      reported being pain-free or almost so after acupuncture. The
      treatment was typically given after X-rays, but before applying
      casts, she says, when the pain was still severe.

      Five of 12 patients who had pain from such conditions as toothaches,
      carpal tunnel syndrome or tennis elbow said the acupuncture took
      away the pain completely when pain medication hadn't worked.
      "The relief is more than you could explain by placebo effect," Grout
      says.

      Grout keeps her acupuncture equipment in the ER at all times, and
      she says she shifts back and forth between Western and Eastern
      medicine as a patient's condition demands.

      However, she cautions, acupuncture is not for everyone. Needle-
      phobic patients typically decline the treatment, she says, even
      though the needles used for acupuncture are finer than those used
      for routine injections. And she does not use acupuncture on very
      agitated patients, citing safety concerns.

      Only a handful of U.S. doctors use acupuncture in an ER setting,
      Grout says, but she predicts the number will grow as acupuncture and
      other complementary medicine techniques continue to gain acceptance
      among Western-trained doctors.

      Not all ER doctors think the trend will catch on that quickly.

      David Vukich, chairman of the Department of Emergency Medicine at
      the University of Florida, Jacksonville, and a spokesman for the
      American College of Emergency Physicians (news - web sites), says
      time is an issue.

      He notes his colleagues' first reaction would probably be: "Gosh,
      that's just too slow for this setting." These days, he notes, ER
      doctors face "huge pressures" to work faster and smarter.

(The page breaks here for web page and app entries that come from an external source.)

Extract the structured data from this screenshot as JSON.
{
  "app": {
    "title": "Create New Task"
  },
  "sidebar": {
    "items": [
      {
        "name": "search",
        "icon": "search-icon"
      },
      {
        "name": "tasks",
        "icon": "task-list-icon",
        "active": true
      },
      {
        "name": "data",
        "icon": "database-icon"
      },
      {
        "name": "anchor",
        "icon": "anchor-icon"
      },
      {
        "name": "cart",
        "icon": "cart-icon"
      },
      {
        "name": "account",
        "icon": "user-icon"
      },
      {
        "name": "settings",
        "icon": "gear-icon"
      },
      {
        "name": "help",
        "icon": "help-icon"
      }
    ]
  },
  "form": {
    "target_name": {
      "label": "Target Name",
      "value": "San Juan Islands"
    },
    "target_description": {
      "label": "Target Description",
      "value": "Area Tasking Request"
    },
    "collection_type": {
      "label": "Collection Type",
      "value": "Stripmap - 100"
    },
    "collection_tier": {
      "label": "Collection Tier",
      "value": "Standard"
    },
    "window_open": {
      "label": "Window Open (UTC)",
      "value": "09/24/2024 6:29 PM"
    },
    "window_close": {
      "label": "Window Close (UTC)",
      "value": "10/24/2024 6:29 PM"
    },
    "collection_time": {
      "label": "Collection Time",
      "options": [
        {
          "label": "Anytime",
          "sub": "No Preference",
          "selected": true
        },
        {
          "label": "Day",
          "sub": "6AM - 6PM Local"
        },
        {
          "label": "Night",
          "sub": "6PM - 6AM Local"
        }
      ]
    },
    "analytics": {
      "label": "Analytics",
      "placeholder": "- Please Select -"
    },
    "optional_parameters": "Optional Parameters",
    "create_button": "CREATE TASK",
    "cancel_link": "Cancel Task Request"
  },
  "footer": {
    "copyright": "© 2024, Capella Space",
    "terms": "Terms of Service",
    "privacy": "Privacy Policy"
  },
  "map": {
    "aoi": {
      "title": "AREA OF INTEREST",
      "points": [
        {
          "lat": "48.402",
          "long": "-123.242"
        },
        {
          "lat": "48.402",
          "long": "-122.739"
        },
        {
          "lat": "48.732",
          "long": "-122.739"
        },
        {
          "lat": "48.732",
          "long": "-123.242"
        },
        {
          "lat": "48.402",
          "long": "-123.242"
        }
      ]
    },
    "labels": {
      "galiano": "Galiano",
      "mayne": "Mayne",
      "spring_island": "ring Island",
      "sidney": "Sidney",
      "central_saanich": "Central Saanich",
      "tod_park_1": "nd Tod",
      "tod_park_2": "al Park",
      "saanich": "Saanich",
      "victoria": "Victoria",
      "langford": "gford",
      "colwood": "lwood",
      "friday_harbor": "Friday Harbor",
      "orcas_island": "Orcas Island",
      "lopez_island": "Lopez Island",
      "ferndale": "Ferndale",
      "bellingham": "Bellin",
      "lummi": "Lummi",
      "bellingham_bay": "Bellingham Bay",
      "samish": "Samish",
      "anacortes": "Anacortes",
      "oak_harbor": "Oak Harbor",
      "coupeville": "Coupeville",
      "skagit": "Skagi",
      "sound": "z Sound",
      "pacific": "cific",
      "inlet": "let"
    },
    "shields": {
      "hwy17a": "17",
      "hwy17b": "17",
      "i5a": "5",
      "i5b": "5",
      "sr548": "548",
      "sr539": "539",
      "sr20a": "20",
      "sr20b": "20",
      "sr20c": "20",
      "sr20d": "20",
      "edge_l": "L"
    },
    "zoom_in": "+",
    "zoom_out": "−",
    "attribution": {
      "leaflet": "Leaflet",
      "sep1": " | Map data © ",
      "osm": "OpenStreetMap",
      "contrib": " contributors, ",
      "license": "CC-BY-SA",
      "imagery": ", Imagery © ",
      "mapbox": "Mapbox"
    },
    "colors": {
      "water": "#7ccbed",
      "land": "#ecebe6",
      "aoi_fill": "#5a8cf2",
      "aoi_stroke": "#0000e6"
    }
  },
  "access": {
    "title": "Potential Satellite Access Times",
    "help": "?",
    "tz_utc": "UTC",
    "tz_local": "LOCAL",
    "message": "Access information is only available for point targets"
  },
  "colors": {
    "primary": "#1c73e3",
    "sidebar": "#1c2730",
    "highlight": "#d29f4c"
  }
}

      However, he adds, he doesn't rule out the value of acupuncture in
      the emergency department entirely. "Acceptance of acupuncture is
      growing," he says.

      Dr. Jay Kaplan, vice president for emergency services for the
      Arizona region of Banner Health System, says ER doctors may warm up
      to the concept.

      "I think it's a great idea, particularly for certain kinds of
      illness, such as headache," he says.

      Acupuncture originated in China more than 2,000 years ago.
      Proponents theorize there are more than 2,000 acupuncture points on
      the human body, connected with pathways called meridians that
      conduct energy throughout the body. When the energy flow becomes
      blocked or unbalanced, acupuncture is believed to restore the
      balance.

      "Think of the needle as tiny bridges that you put into the areas of
      blockage," Grout says. "The needle helps the energy move over the
      gap. You take out the needle, and the energy still flows."

      In 1966, the U.S. Food and Drug Administration (news - web sites)
      approved acupuncture needles, classified as medical devices, for
      used by licensed practitioners in general acupuncture use.
    Your message has been successfully submitted and would be delivered to recipients shortly.